• **RECORDS FOR THIS EXERCISE**:
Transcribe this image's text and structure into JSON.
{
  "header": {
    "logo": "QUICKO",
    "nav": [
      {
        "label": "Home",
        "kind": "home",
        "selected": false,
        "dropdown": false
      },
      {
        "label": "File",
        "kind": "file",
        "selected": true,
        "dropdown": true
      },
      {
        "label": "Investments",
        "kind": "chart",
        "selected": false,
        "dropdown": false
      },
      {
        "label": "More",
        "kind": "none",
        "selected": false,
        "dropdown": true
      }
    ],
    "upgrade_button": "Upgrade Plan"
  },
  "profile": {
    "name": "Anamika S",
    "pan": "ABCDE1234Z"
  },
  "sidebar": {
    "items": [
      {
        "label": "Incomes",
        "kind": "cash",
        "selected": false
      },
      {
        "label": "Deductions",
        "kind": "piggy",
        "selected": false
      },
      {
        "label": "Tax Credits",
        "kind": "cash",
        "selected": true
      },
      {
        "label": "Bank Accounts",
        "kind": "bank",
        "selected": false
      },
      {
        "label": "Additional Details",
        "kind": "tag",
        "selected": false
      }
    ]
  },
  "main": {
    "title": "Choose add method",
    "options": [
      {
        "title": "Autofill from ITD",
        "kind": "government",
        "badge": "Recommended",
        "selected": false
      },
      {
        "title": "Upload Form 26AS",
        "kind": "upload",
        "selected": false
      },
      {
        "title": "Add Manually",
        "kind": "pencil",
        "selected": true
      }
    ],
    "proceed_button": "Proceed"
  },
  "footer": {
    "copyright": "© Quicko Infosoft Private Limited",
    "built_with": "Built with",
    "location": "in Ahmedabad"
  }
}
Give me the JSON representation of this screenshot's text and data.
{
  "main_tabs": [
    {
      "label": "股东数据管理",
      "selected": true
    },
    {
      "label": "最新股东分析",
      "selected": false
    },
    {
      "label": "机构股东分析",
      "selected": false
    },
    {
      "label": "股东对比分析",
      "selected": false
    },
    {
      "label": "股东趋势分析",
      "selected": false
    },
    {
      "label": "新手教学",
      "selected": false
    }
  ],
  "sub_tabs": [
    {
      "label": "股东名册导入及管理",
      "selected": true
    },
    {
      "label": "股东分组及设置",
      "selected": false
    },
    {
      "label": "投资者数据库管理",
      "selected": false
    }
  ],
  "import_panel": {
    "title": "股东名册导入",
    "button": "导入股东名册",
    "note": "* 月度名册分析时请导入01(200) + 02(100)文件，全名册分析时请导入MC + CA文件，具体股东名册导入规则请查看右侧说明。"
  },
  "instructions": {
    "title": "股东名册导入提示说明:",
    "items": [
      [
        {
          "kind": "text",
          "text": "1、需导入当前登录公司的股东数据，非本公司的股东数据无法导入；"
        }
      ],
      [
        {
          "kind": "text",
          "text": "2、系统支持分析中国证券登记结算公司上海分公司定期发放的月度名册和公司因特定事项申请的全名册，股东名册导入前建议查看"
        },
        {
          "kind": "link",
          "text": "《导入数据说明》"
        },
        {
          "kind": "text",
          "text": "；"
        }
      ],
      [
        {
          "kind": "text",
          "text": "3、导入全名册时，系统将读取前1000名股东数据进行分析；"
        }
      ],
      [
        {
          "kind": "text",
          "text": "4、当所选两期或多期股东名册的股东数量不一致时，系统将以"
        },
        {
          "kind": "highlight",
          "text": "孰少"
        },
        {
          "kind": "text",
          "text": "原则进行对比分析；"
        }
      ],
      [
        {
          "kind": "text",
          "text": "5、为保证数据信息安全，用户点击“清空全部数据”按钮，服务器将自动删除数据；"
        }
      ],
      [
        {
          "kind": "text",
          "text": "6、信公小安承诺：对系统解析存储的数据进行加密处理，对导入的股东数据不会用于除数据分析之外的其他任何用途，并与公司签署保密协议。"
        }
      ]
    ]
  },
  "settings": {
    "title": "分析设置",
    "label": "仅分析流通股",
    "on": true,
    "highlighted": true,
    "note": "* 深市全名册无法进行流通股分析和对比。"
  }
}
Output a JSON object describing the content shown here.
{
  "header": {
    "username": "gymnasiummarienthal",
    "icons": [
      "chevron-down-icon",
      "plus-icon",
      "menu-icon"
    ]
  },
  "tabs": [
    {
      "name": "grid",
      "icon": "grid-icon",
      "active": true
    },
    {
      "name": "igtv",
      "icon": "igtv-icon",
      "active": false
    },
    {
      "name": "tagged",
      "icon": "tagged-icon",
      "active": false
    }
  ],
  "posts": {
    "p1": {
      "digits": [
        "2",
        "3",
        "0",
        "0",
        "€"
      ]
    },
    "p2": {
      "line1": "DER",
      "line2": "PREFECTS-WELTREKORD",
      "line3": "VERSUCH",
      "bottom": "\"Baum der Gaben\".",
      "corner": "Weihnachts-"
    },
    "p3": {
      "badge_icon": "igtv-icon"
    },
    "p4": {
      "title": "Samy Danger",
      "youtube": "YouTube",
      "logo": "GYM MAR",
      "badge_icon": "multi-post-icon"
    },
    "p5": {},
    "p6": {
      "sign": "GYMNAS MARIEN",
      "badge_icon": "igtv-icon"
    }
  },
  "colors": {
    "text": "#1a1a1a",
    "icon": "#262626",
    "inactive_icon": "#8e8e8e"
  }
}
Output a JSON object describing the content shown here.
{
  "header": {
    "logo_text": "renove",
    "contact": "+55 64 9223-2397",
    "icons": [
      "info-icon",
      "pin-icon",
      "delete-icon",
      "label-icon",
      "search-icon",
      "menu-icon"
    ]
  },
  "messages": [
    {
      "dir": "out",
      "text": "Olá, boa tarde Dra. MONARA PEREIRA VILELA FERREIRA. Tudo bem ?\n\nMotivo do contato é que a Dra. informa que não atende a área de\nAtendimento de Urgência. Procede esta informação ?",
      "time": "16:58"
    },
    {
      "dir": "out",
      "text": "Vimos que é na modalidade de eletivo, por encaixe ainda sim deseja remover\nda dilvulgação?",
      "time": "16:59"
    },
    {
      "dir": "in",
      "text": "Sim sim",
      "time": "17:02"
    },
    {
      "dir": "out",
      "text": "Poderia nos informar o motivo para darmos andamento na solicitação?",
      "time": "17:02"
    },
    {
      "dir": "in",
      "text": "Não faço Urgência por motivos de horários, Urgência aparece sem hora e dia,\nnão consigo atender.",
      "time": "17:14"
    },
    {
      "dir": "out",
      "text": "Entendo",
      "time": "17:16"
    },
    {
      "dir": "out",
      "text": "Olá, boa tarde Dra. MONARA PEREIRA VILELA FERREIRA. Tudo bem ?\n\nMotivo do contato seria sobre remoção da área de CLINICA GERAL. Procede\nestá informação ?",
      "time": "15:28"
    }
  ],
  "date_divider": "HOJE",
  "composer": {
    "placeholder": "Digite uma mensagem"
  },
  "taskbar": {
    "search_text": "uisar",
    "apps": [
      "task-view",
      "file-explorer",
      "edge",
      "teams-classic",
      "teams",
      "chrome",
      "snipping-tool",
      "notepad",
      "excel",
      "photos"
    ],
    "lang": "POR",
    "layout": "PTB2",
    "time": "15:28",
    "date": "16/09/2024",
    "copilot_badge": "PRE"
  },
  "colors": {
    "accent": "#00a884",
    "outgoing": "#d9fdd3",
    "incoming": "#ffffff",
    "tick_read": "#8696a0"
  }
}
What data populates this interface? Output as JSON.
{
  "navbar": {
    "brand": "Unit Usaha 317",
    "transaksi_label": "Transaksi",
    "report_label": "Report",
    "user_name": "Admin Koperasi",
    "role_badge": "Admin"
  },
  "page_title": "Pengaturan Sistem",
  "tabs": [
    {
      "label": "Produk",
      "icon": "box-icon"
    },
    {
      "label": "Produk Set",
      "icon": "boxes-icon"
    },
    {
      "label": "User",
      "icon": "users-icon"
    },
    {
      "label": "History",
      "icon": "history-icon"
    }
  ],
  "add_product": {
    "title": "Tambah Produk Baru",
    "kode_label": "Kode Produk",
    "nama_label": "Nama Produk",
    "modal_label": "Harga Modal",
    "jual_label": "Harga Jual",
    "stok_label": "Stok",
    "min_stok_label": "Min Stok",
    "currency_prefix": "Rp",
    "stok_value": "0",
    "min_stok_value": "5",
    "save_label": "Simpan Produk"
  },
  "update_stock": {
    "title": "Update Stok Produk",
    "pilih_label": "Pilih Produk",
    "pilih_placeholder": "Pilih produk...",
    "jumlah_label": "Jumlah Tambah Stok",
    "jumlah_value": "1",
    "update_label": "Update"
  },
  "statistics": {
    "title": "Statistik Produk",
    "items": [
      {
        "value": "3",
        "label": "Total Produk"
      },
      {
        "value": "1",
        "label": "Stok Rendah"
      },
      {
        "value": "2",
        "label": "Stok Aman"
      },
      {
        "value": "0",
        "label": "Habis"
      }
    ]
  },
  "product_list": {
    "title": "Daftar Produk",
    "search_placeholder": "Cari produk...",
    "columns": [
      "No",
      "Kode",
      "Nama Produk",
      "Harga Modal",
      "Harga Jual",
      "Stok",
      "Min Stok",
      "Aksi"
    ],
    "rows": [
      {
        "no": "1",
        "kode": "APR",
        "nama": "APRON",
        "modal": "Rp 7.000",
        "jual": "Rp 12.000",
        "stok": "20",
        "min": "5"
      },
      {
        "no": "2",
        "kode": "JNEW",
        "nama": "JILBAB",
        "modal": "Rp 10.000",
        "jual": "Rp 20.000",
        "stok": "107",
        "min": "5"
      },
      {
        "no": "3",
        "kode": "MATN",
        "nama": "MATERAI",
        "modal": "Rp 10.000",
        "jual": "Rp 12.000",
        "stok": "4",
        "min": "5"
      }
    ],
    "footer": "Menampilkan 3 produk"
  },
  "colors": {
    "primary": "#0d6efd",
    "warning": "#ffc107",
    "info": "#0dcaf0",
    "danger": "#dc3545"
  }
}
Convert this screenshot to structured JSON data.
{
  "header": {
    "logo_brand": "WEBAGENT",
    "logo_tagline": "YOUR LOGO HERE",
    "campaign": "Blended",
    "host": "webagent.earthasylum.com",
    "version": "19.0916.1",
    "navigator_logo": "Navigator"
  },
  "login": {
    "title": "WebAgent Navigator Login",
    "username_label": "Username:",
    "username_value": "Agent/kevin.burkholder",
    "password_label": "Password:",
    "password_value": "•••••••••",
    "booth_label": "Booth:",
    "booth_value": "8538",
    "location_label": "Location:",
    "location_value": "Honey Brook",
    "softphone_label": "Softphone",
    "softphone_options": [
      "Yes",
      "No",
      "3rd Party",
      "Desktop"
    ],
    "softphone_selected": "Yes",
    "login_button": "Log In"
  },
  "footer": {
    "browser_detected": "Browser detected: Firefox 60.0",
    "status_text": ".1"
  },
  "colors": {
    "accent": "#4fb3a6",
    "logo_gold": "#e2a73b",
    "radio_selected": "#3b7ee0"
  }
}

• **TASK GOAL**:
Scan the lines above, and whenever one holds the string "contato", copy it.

• **REPLY TO THE TASK**:
      "text": "Olá, boa tarde Dra. MONARA PEREIRA VILELA FERREIRA. Tudo bem ?\n\nMotivo do contato é que a Dra. informa que não atende a área de\nAtendimento de Urgência. Procede esta informação ?",
      "text": "Olá, boa tarde Dra. MONARA PEREIRA VILELA FERREIRA. Tudo bem ?\n\nMotivo do contato seria sobre remoção da área de CLINICA GERAL. Procede\nestá informação ?",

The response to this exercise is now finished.